- [The task]:
Would you return the data exactly as given, except for its pictures?

- [Dataset records]:
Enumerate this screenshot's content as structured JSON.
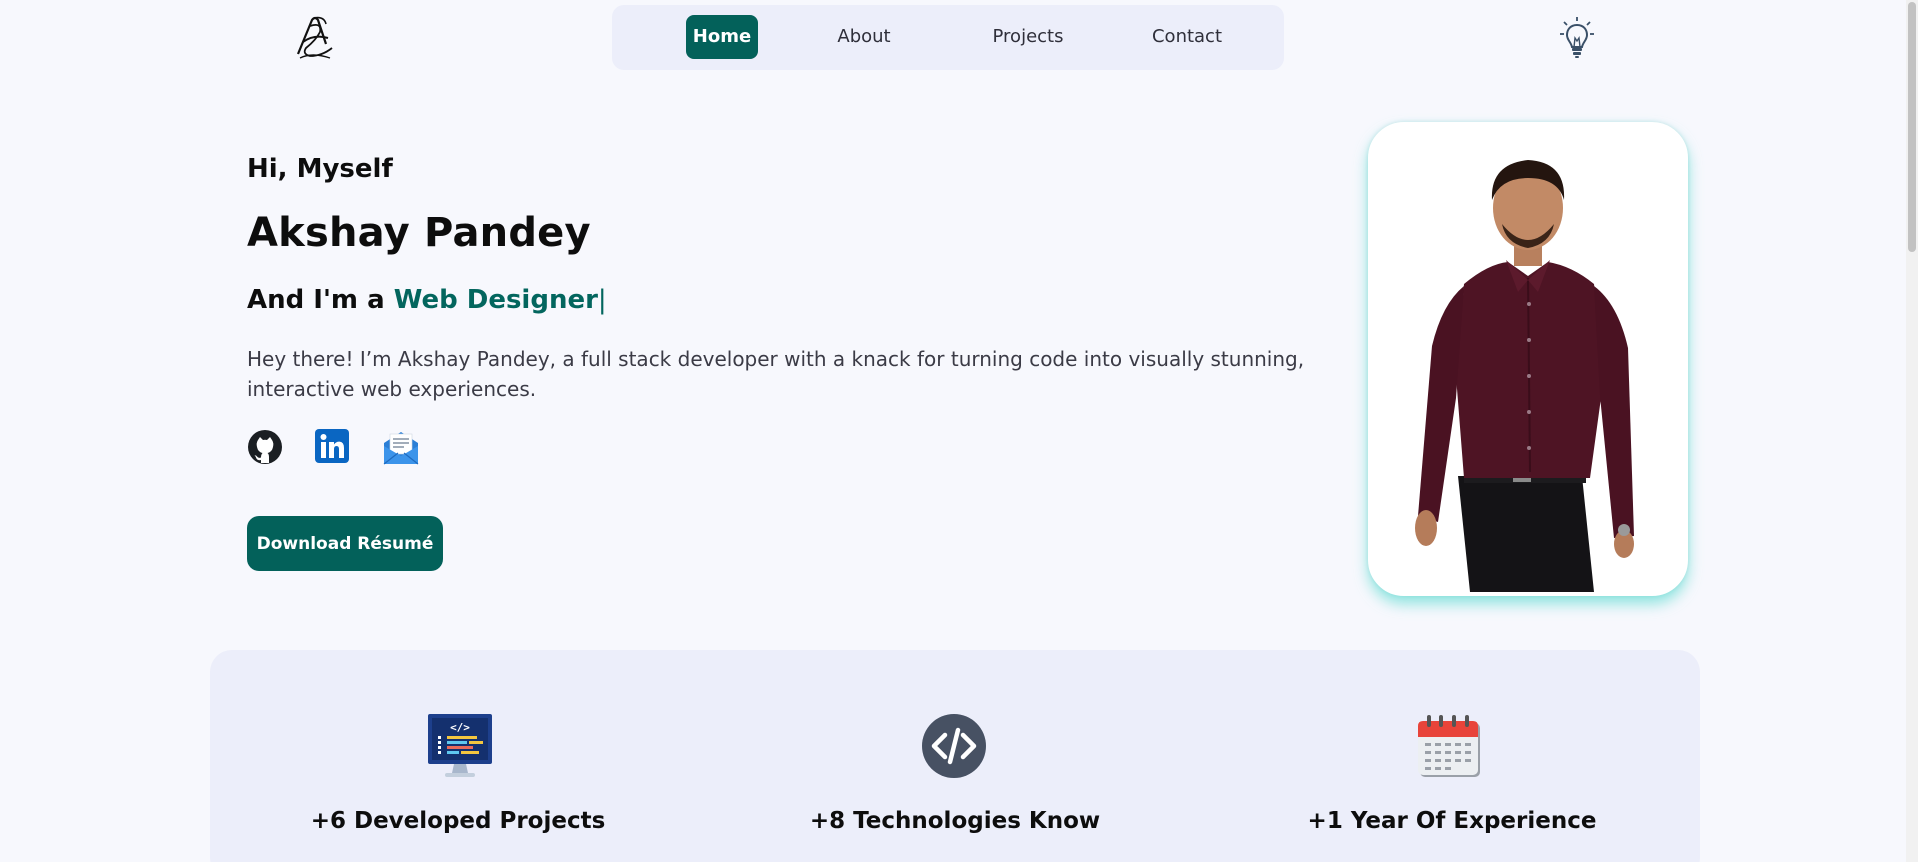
{
  "header": {
    "nav": [
      {
        "label": "Home",
        "active": true
      },
      {
        "label": "About",
        "active": false
      },
      {
        "label": "Projects",
        "active": false
      },
      {
        "label": "Contact",
        "active": false
      }
    ],
    "logo_icon": "signature-logo-icon",
    "theme_toggle_icon": "lightbulb-icon"
  },
  "hero": {
    "greeting": "Hi, Myself",
    "name": "Akshay Pandey",
    "role_prefix": "And I'm a",
    "role_highlight": "Web Designer",
    "role_cursor": "|",
    "bio": "Hey there! I’m Akshay Pandey, a full stack developer with a knack for turning code into visually stunning, interactive web experiences.",
    "socials": [
      "github-icon",
      "linkedin-icon",
      "email-icon"
    ],
    "download_label": "Download Résumé",
    "photo_icon": "profile-photo"
  },
  "stats": [
    {
      "icon": "monitor-code-icon",
      "label": "+6 Developed Projects"
    },
    {
      "icon": "code-brackets-icon",
      "label": "+8 Technologies Know"
    },
    {
      "icon": "calendar-icon",
      "label": "+1 Year Of Experience"
    }
  ],
  "colors": {
    "accent": "#03615a",
    "background": "#f7f8fd",
    "panel": "#eceefa",
    "photo_glow": "#6ededa"
  }
}
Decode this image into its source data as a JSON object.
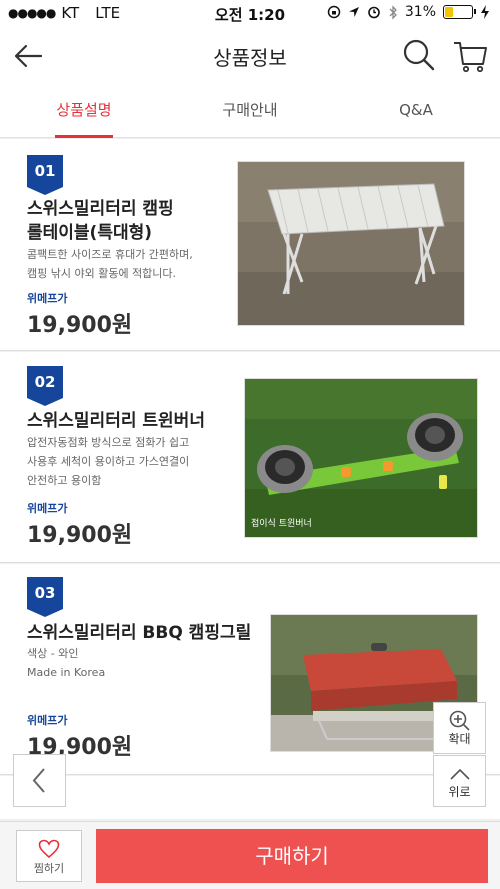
{
  "status": {
    "carrier": "KT",
    "network": "LTE",
    "time": "오전 1:20",
    "battery": "31%",
    "battery_level": 0.31
  },
  "header": {
    "title": "상품정보"
  },
  "tabs": [
    {
      "label": "상품설명",
      "active": true
    },
    {
      "label": "구매안내",
      "active": false
    },
    {
      "label": "Q&A",
      "active": false
    }
  ],
  "products": [
    {
      "num": "01",
      "name_line1": "스위스밀리터리 캠핑",
      "name_line2": "롤테이블(특대형)",
      "desc_line1": "콤팩트한 사이즈로 휴대가 간편하며,",
      "desc_line2": "캠핑 낚시 야외 활동에 적합니다.",
      "desc_line3": "",
      "price_label": "위메프가",
      "price": "19,900원"
    },
    {
      "num": "02",
      "name_line1": "스위스밀리터리 트윈버너",
      "name_line2": "",
      "desc_line1": "압전자동점화 방식으로 점화가 쉽고",
      "desc_line2": "사용후 세척이 용이하고 가스연결이",
      "desc_line3": "안전하고 용이함",
      "price_label": "위메프가",
      "price": "19,900원",
      "image_caption": "접이식 트윈버너"
    },
    {
      "num": "03",
      "name_line1": "스위스밀리터리 BBQ 캠핑그릴",
      "name_line2": "",
      "desc_line1": "색상 - 와인",
      "desc_line2": "Made in Korea",
      "desc_line3": "",
      "price_label": "위메프가",
      "price": "19,900원"
    }
  ],
  "floating": {
    "zoom_label": "확대",
    "top_label": "위로"
  },
  "bottom": {
    "wish_label": "찜하기",
    "buy_label": "구매하기"
  },
  "colors": {
    "accent": "#e8303a",
    "badge": "#16469c",
    "buy_button": "#ef5151"
  }
}
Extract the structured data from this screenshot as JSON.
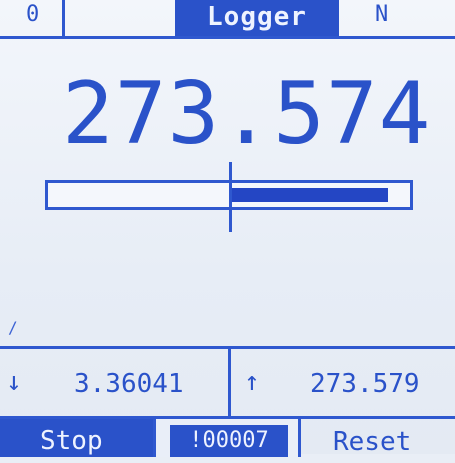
{
  "topbar": {
    "left": "0",
    "title": "Logger",
    "right": "N"
  },
  "reading": {
    "value": "273.574",
    "bar_fill_fraction": 0.44
  },
  "corner_mark": "/",
  "stats": {
    "min_arrow": "↓",
    "min": "3.36041",
    "max_arrow": "↑",
    "max": "273.579"
  },
  "softkeys": {
    "stop": "Stop",
    "counter": "!00007",
    "reset": "Reset"
  },
  "colors": {
    "accent": "#2a52c9",
    "background": "#eef2f8"
  }
}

- [Solved problem]:
Enumerate this screenshot's content as structured JSON.
{
  "header": {
    "nav": [
      {
        "label": "Home",
        "active": true
      },
      {
        "label": "About",
        "active": false
      },
      {
        "label": "Projects",
        "active": false
      },
      {
        "label": "Contact",
        "active": false
      }
    ],
    "logo_icon": "signature-logo-icon",
    "theme_toggle_icon": "lightbulb-icon"
  },
  "hero": {
    "greeting": "Hi, Myself",
    "name": "Akshay Pandey",
    "role_prefix": "And I'm a",
    "role_highlight": "Web Designer",
    "role_cursor": "|",
    "bio": "Hey there! I’m Akshay Pandey, a full stack developer with a knack for turning code into visually stunning, interactive web experiences.",
    "socials": [
      "github-icon",
      "linkedin-icon",
      "email-icon"
    ],
    "download_label": "Download Résumé",
    "photo_icon": "profile-photo"
  },
  "stats": [
    {
      "icon": "monitor-code-icon",
      "label": "+6 Developed Projects"
    },
    {
      "icon": "code-brackets-icon",
      "label": "+8 Technologies Know"
    },
    {
      "icon": "calendar-icon",
      "label": "+1 Year Of Experience"
    }
  ],
  "colors": {
    "accent": "#03615a",
    "background": "#f7f8fd",
    "panel": "#eceefa",
    "photo_glow": "#6ededa"
  }
}
Decode this image into its source data as a JSON object.
{
  "status": {
    "carrier": "KT",
    "network": "LTE",
    "time": "오전 1:20",
    "battery": "31%",
    "battery_level": 0.31
  },
  "header": {
    "title": "상품정보"
  },
  "tabs": [
    {
      "label": "상품설명",
      "active": true
    },
    {
      "label": "구매안내",
      "active": false
    },
    {
      "label": "Q&A",
      "active": false
    }
  ],
  "products": [
    {
      "num": "01",
      "name_line1": "스위스밀리터리 캠핑",
      "name_line2": "롤테이블(특대형)",
      "desc_line1": "콤팩트한 사이즈로 휴대가 간편하며,",
      "desc_line2": "캠핑 낚시 야외 활동에 적합니다.",
      "desc_line3": "",
      "price_label": "위메프가",
      "price": "19,900원"
    },
    {
      "num": "02",
      "name_line1": "스위스밀리터리 트윈버너",
      "name_line2": "",
      "desc_line1": "압전자동점화 방식으로 점화가 쉽고",
      "desc_line2": "사용후 세척이 용이하고 가스연결이",
      "desc_line3": "안전하고 용이함",
      "price_label": "위메프가",
      "price": "19,900원",
      "image_caption": "접이식 트윈버너"
    },
    {
      "num": "03",
      "name_line1": "스위스밀리터리 BBQ 캠핑그릴",
      "name_line2": "",
      "desc_line1": "색상 - 와인",
      "desc_line2": "Made in Korea",
      "desc_line3": "",
      "price_label": "위메프가",
      "price": "19,900원"
    }
  ],
  "floating": {
    "zoom_label": "확대",
    "top_label": "위로"
  },
  "bottom": {
    "wish_label": "찜하기",
    "buy_label": "구매하기"
  },
  "colors": {
    "accent": "#e8303a",
    "badge": "#16469c",
    "buy_button": "#ef5151"
  }
}
Extract the structured data from this screenshot as JSON.
{
  "topbar": {
    "left": "0",
    "title": "Logger",
    "right": "N"
  },
  "reading": {
    "value": "273.574",
    "bar_fill_fraction": 0.44
  },
  "corner_mark": "/",
  "stats": {
    "min_arrow": "↓",
    "min": "3.36041",
    "max_arrow": "↑",
    "max": "273.579"
  },
  "softkeys": {
    "stop": "Stop",
    "counter": "!00007",
    "reset": "Reset"
  },
  "colors": {
    "accent": "#2a52c9",
    "background": "#eef2f8"
  }
}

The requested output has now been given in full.